“Aye a beebee.”
He had pulled himself onto the couch, unassisted, and sprawled out on the quilt that is ALWAYS spread on the couch. He smiled, tickled at his own little game.
“You’ll always be my baby, bud,” I say from across the room.
“Momma, EAT,” he says, poking his mouth furiously. “Eat EAT eat!”
“Alright, bud,” I say, rising from the couch. “What are you hungry for?”
“Jeh-yoh,” he answered, and pulled it from the refrigerator once it was opened for him.
“How was your day?” I ask as we walk to the car from daycare.
“Gud,” he answers, too busy with waving buh-buh to everyone as we passed.
“I’m so glad!” I struggle to lift him into the car. He’s so stout, a little mass of hulk babyness with blue eyes and dimples. “Let’s go home and feed Little Dog.”
“No,” he said, shaking his head as I weave his arms through the seat belt of his carseat. “See PaPa and Nonna?”
“No, buddy,” I say as I slide into my own seat. “We’re going to our house.”
“No, honey. Not Aunt Jenni. HOME. Our house. Someone has to feed Little Dog! Won’t you help me feed Little Dog?”

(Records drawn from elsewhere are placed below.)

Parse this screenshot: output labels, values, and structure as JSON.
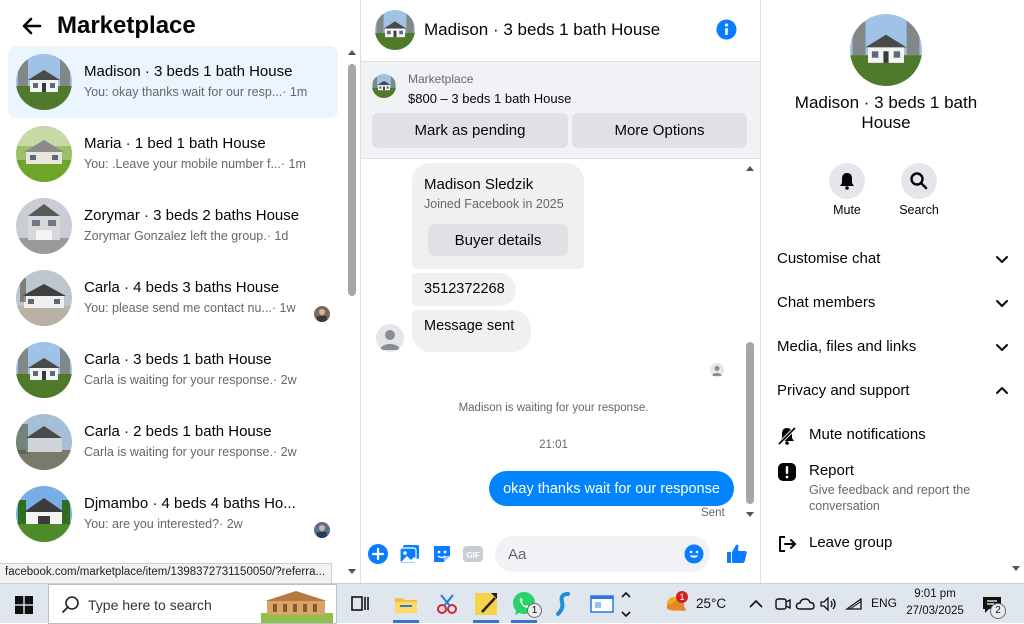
{
  "left": {
    "title": "Marketplace",
    "conversations": [
      {
        "name": "Madison · 3 beds 1 bath House",
        "preview": "You: okay thanks wait for our resp...",
        "time": " · 1m",
        "active": true
      },
      {
        "name": "Maria · 1 bed 1 bath House",
        "preview": "You: .Leave your mobile number f...",
        "time": " · 1m"
      },
      {
        "name": "Zorymar · 3 beds 2 baths House",
        "preview": "Zorymar Gonzalez left the group.",
        "time": " · 1d"
      },
      {
        "name": "Carla · 4 beds 3 baths House",
        "preview": "You: please send me contact nu...",
        "time": " · 1w"
      },
      {
        "name": "Carla · 3 beds 1 bath House",
        "preview": "Carla is waiting for your response.",
        "time": " · 2w"
      },
      {
        "name": "Carla · 2 beds 1 bath House",
        "preview": "Carla is waiting for your response.",
        "time": " · 2w"
      },
      {
        "name": "Djmambo · 4 beds 4 baths Ho...",
        "preview": "You: are you interested?",
        "time": " · 2w"
      }
    ],
    "status_url": "facebook.com/marketplace/item/1398372731150050/?referra..."
  },
  "center": {
    "title": "Madison · 3 beds 1 bath House",
    "listing_label": "Marketplace",
    "listing_price": "$800 – 3 beds 1 bath House",
    "mark_pending": "Mark as pending",
    "more_options": "More Options",
    "buyer_name": "Madison Sledzik",
    "buyer_joined": "Joined Facebook in 2025",
    "buyer_details": "Buyer details",
    "phone": "3512372268",
    "message_sent": "Message sent",
    "system_msg": "Madison is waiting for your response.",
    "time": "21:01",
    "my_message": "okay thanks wait for our response",
    "sent_label": "Sent",
    "composer_placeholder": "Aa"
  },
  "right": {
    "title": "Madison · 3 beds 1 bath House",
    "mute": "Mute",
    "search": "Search",
    "customise": "Customise chat",
    "members": "Chat members",
    "media": "Media, files and links",
    "privacy": "Privacy and support",
    "mute_notifications": "Mute notifications",
    "report": "Report",
    "report_sub": "Give feedback and report the conversation",
    "leave": "Leave group"
  },
  "taskbar": {
    "search_text": "Type here to search",
    "temperature": "25°C",
    "weather_badge": "1",
    "whatsapp_badge": "1",
    "language": "ENG",
    "time": "9:01 pm",
    "date": "27/03/2025",
    "notif_count": "2"
  },
  "colors": {
    "accent": "#0084ff",
    "active_row": "#ebf5ff"
  }
}
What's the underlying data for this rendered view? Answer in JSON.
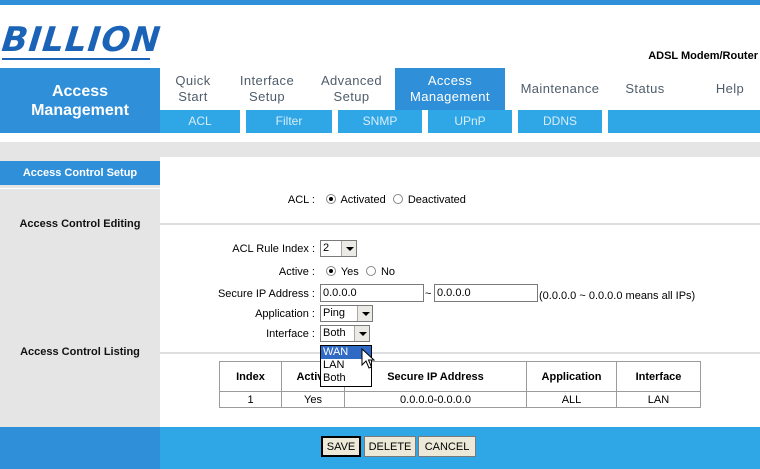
{
  "brand": {
    "logo": "BILLION",
    "model": "ADSL Modem/Router"
  },
  "section": {
    "title": "Access\nManagement"
  },
  "nav": [
    {
      "label": "Quick\nStart"
    },
    {
      "label": "Interface\nSetup"
    },
    {
      "label": "Advanced\nSetup"
    },
    {
      "label": "Access\nManagement"
    },
    {
      "label": "Maintenance"
    },
    {
      "label": "Status"
    },
    {
      "label": "Help"
    }
  ],
  "subnav": [
    {
      "label": "ACL"
    },
    {
      "label": "Filter"
    },
    {
      "label": "SNMP"
    },
    {
      "label": "UPnP"
    },
    {
      "label": "DDNS"
    }
  ],
  "left": {
    "setup": "Access Control Setup",
    "editing": "Access Control Editing",
    "listing": "Access Control Listing"
  },
  "acl": {
    "label": "ACL :",
    "activated": "Activated",
    "deactivated": "Deactivated",
    "selected": "Activated"
  },
  "form": {
    "rule_index_label": "ACL Rule Index :",
    "rule_index_value": "2",
    "active_label": "Active :",
    "active_yes": "Yes",
    "active_no": "No",
    "active_selected": "Yes",
    "secure_ip_label": "Secure IP Address :",
    "ip_start": "0.0.0.0",
    "ip_separator": "~",
    "ip_end": "0.0.0.0",
    "ip_note": "(0.0.0.0 ~ 0.0.0.0 means all IPs)",
    "application_label": "Application :",
    "application_value": "Ping",
    "interface_label": "Interface :",
    "interface_value": "Both"
  },
  "interface_dropdown": {
    "options": [
      "WAN",
      "LAN",
      "Both"
    ],
    "highlighted": "WAN"
  },
  "table": {
    "headers": [
      "Index",
      "Active",
      "Secure IP Address",
      "Application",
      "Interface"
    ],
    "rows": [
      {
        "index": "1",
        "active": "Yes",
        "ip": "0.0.0.0-0.0.0.0",
        "application": "ALL",
        "interface": "LAN"
      }
    ]
  },
  "buttons": {
    "save": "SAVE",
    "delete": "DELETE",
    "cancel": "CANCEL"
  },
  "colors": {
    "primary_blue": "#2f8fd8",
    "sub_blue": "#2fa6e6",
    "logo_blue": "#1b63b6",
    "panel_grey": "#e5e5e5"
  }
}
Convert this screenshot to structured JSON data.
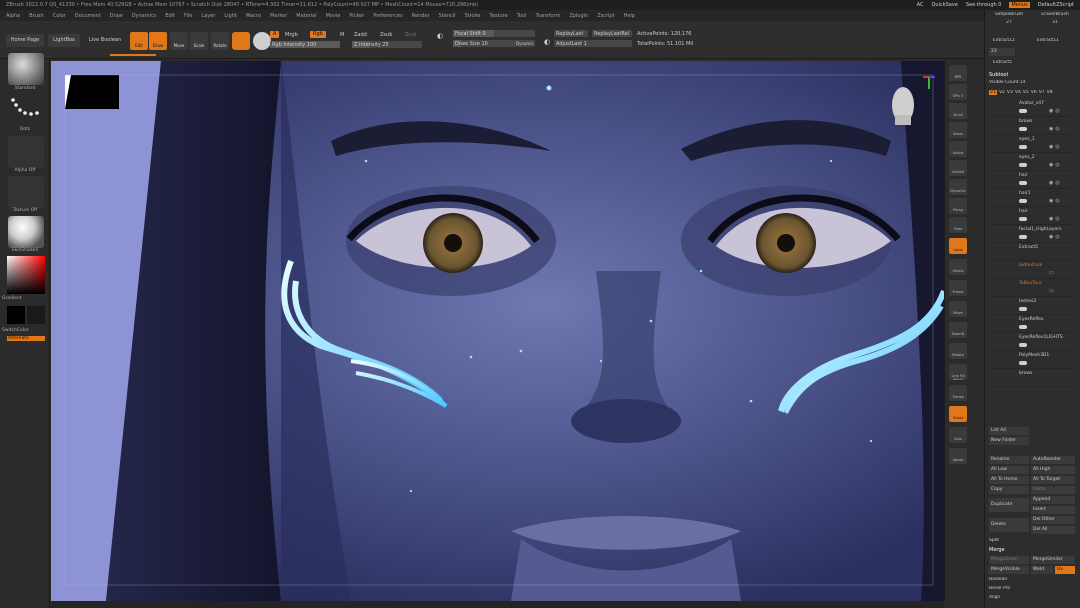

“Damnit, woman, I have just spent my entire day in a room with five other two year old boys and I’m damn tired of being treated like my opinions, wants, and needs are superfluous to whatever YOU have deemed a necessary itinerary for the evening! Now why don’t you shut the hell up and turn this damn piece of shit car around and head to FREAKING PAPA AND NONNA’S HOUSE BEFORE I BUST A CAP IN YO ASS!”
“What, buddy?” I say as we sit at the stoplight. “Can you help me feed Little Dog?”
He sighs. “Yah.”
One day we’ll speak the same language.